▶ **WORK ORDER**:
All of the entries are to be returned word for word.

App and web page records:
————————

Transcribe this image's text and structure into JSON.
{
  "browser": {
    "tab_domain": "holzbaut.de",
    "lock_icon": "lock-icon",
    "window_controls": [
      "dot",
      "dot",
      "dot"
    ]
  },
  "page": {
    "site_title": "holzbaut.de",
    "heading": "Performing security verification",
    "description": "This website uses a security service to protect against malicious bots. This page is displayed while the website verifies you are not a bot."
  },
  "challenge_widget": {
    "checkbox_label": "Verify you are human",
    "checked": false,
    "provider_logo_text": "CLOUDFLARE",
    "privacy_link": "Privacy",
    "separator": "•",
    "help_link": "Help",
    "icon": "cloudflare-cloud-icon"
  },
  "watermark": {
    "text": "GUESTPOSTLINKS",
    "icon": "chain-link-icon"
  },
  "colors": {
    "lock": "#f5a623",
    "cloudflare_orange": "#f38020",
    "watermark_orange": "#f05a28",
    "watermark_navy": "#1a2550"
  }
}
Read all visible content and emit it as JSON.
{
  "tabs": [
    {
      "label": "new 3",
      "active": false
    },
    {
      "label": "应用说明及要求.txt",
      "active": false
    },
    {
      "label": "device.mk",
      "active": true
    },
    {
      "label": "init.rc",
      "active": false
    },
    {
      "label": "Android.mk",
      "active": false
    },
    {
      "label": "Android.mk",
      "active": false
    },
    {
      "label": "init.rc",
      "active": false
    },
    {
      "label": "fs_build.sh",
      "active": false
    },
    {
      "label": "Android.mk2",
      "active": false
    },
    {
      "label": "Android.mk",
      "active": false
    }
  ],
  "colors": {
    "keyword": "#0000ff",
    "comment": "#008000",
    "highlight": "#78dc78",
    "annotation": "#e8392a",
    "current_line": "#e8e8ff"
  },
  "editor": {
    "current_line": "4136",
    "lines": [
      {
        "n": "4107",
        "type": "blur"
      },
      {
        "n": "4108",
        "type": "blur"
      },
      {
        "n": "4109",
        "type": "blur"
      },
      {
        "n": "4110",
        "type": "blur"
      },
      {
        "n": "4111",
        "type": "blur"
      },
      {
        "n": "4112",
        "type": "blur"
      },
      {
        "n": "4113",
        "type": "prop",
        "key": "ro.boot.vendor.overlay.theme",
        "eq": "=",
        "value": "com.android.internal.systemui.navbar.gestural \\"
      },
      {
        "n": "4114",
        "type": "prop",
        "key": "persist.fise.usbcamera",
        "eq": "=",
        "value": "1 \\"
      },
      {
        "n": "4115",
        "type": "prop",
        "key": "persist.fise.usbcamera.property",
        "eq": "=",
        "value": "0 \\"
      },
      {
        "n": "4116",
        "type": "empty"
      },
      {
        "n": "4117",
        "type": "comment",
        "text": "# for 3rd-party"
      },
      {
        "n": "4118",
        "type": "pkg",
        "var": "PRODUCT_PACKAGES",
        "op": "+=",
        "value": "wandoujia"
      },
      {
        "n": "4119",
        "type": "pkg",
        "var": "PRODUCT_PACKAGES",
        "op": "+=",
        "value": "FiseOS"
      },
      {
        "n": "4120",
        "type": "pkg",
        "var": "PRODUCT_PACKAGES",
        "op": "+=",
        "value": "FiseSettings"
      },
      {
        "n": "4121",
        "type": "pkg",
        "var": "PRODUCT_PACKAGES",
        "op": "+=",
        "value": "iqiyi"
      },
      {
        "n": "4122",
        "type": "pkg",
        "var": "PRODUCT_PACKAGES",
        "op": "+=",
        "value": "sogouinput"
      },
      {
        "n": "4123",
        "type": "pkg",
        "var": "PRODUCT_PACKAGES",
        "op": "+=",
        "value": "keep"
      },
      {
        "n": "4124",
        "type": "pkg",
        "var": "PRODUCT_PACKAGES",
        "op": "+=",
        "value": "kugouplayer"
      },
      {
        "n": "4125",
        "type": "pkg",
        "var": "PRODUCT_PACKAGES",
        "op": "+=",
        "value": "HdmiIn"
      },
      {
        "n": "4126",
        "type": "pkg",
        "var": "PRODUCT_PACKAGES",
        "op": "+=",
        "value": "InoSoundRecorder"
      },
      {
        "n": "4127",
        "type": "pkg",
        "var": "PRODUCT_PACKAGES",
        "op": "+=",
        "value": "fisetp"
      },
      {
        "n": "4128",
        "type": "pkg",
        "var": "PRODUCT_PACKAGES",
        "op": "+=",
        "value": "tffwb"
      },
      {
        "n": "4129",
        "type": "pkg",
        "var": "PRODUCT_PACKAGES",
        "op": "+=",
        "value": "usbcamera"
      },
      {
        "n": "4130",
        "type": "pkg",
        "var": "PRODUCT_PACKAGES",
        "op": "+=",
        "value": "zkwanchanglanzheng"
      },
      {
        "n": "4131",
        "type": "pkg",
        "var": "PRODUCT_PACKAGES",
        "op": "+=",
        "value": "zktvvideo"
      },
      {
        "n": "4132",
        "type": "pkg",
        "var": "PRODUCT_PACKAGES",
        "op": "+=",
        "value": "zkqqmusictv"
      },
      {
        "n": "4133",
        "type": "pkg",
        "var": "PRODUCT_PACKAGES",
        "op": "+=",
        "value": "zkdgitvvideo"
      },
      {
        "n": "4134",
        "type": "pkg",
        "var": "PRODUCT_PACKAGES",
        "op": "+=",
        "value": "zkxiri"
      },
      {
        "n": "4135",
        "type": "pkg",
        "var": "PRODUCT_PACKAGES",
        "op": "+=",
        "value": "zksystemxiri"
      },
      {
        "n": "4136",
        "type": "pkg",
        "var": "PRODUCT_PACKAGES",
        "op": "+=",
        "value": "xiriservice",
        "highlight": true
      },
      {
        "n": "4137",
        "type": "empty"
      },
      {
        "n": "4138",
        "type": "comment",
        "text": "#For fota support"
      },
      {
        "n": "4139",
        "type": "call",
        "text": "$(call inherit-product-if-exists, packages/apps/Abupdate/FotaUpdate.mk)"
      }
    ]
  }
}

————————

▶ **SOLUTION**:
Transcribe this image's text and structure into JSON.
{
  "browser": {
    "tab_domain": "holzbaut.de",
    "lock_icon": "lock-icon",
    "window_controls": [
      "dot",
      "dot",
      "dot"
    ]
  },
  "page": {
    "site_title": "holzbaut.de",
    "heading": "Performing security verification",
    "description": "This website uses a security service to protect against malicious bots. This page is displayed while the website verifies you are not a bot."
  },
  "challenge_widget": {
    "checkbox_label": "Verify you are human",
    "checked": false,
    "provider_logo_text": "CLOUDFLARE",
    "privacy_link": "Privacy",
    "separator": "•",
    "help_link": "Help",
    "icon": "cloudflare-cloud-icon"
  },
  "watermark": {
    "text": "GUESTPOSTLINKS",
    "icon": "chain-link-icon"
  },
  "colors": {
    "lock": "#f5a623",
    "cloudflare_orange": "#f38020",
    "watermark_orange": "#f05a28",
    "watermark_navy": "#1a2550"
  }
}
Read all visible content and emit it as JSON.
{
  "tabs": [
    {
      "label": "new 3",
      "active": false
    },
    {
      "label": "应用说明及要求.txt",
      "active": false
    },
    {
      "label": "device.mk",
      "active": true
    },
    {
      "label": "init.rc",
      "active": false
    },
    {
      "label": "Android.mk",
      "active": false
    },
    {
      "label": "Android.mk",
      "active": false
    },
    {
      "label": "init.rc",
      "active": false
    },
    {
      "label": "fs_build.sh",
      "active": false
    },
    {
      "label": "Android.mk2",
      "active": false
    },
    {
      "label": "Android.mk",
      "active": false
    }
  ],
  "colors": {
    "keyword": "#0000ff",
    "comment": "#008000",
    "highlight": "#78dc78",
    "annotation": "#e8392a",
    "current_line": "#e8e8ff"
  },
  "editor": {
    "current_line": "4136",
    "lines": [
      {
        "n": "4107",
        "type": "blur"
      },
      {
        "n": "4108",
        "type": "blur"
      },
      {
        "n": "4109",
        "type": "blur"
      },
      {
        "n": "4110",
        "type": "blur"
      },
      {
        "n": "4111",
        "type": "blur"
      },
      {
        "n": "4112",
        "type": "blur"
      },
      {
        "n": "4113",
        "type": "prop",
        "key": "ro.boot.vendor.overlay.theme",
        "eq": "=",
        "value": "com.android.internal.systemui.navbar.gestural \\"
      },
      {
        "n": "4114",
        "type": "prop",
        "key": "persist.fise.usbcamera",
        "eq": "=",
        "value": "1 \\"
      },
      {
        "n": "4115",
        "type": "prop",
        "key": "persist.fise.usbcamera.property",
        "eq": "=",
        "value": "0 \\"
      },
      {
        "n": "4116",
        "type": "empty"
      },
      {
        "n": "4117",
        "type": "comment",
        "text": "# for 3rd-party"
      },
      {
        "n": "4118",
        "type": "pkg",
        "var": "PRODUCT_PACKAGES",
        "op": "+=",
        "value": "wandoujia"
      },
      {
        "n": "4119",
        "type": "pkg",
        "var": "PRODUCT_PACKAGES",
        "op": "+=",
        "value": "FiseOS"
      },
      {
        "n": "4120",
        "type": "pkg",
        "var": "PRODUCT_PACKAGES",
        "op": "+=",
        "value": "FiseSettings"
      },
      {
        "n": "4121",
        "type": "pkg",
        "var": "PRODUCT_PACKAGES",
        "op": "+=",
        "value": "iqiyi"
      },
      {
        "n": "4122",
        "type": "pkg",
        "var": "PRODUCT_PACKAGES",
        "op": "+=",
        "value": "sogouinput"
      },
      {
        "n": "4123",
        "type": "pkg",
        "var": "PRODUCT_PACKAGES",
        "op": "+=",
        "value": "keep"
      },
      {
        "n": "4124",
        "type": "pkg",
        "var": "PRODUCT_PACKAGES",
        "op": "+=",
        "value": "kugouplayer"
      },
      {
        "n": "4125",
        "type": "pkg",
        "var": "PRODUCT_PACKAGES",
        "op": "+=",
        "value": "HdmiIn"
      },
      {
        "n": "4126",
        "type": "pkg",
        "var": "PRODUCT_PACKAGES",
        "op": "+=",
        "value": "InoSoundRecorder"
      },
      {
        "n": "4127",
        "type": "pkg",
        "var": "PRODUCT_PACKAGES",
        "op": "+=",
        "value": "fisetp"
      },
      {
        "n": "4128",
        "type": "pkg",
        "var": "PRODUCT_PACKAGES",
        "op": "+=",
        "value": "tffwb"
      },
      {
        "n": "4129",
        "type": "pkg",
        "var": "PRODUCT_PACKAGES",
        "op": "+=",
        "value": "usbcamera"
      },
      {
        "n": "4130",
        "type": "pkg",
        "var": "PRODUCT_PACKAGES",
        "op": "+=",
        "value": "zkwanchanglanzheng"
      },
      {
        "n": "4131",
        "type": "pkg",
        "var": "PRODUCT_PACKAGES",
        "op": "+=",
        "value": "zktvvideo"
      },
      {
        "n": "4132",
        "type": "pkg",
        "var": "PRODUCT_PACKAGES",
        "op": "+=",
        "value": "zkqqmusictv"
      },
      {
        "n": "4133",
        "type": "pkg",
        "var": "PRODUCT_PACKAGES",
        "op": "+=",
        "value": "zkdgitvvideo"
      },
      {
        "n": "4134",
        "type": "pkg",
        "var": "PRODUCT_PACKAGES",
        "op": "+=",
        "value": "zkxiri"
      },
      {
        "n": "4135",
        "type": "pkg",
        "var": "PRODUCT_PACKAGES",
        "op": "+=",
        "value": "zksystemxiri"
      },
      {
        "n": "4136",
        "type": "pkg",
        "var": "PRODUCT_PACKAGES",
        "op": "+=",
        "value": "xiriservice",
        "highlight": true
      },
      {
        "n": "4137",
        "type": "empty"
      },
      {
        "n": "4138",
        "type": "comment",
        "text": "#For fota support"
      },
      {
        "n": "4139",
        "type": "call",
        "text": "$(call inherit-product-if-exists, packages/apps/Abupdate/FotaUpdate.mk)"
      }
    ]
  }
}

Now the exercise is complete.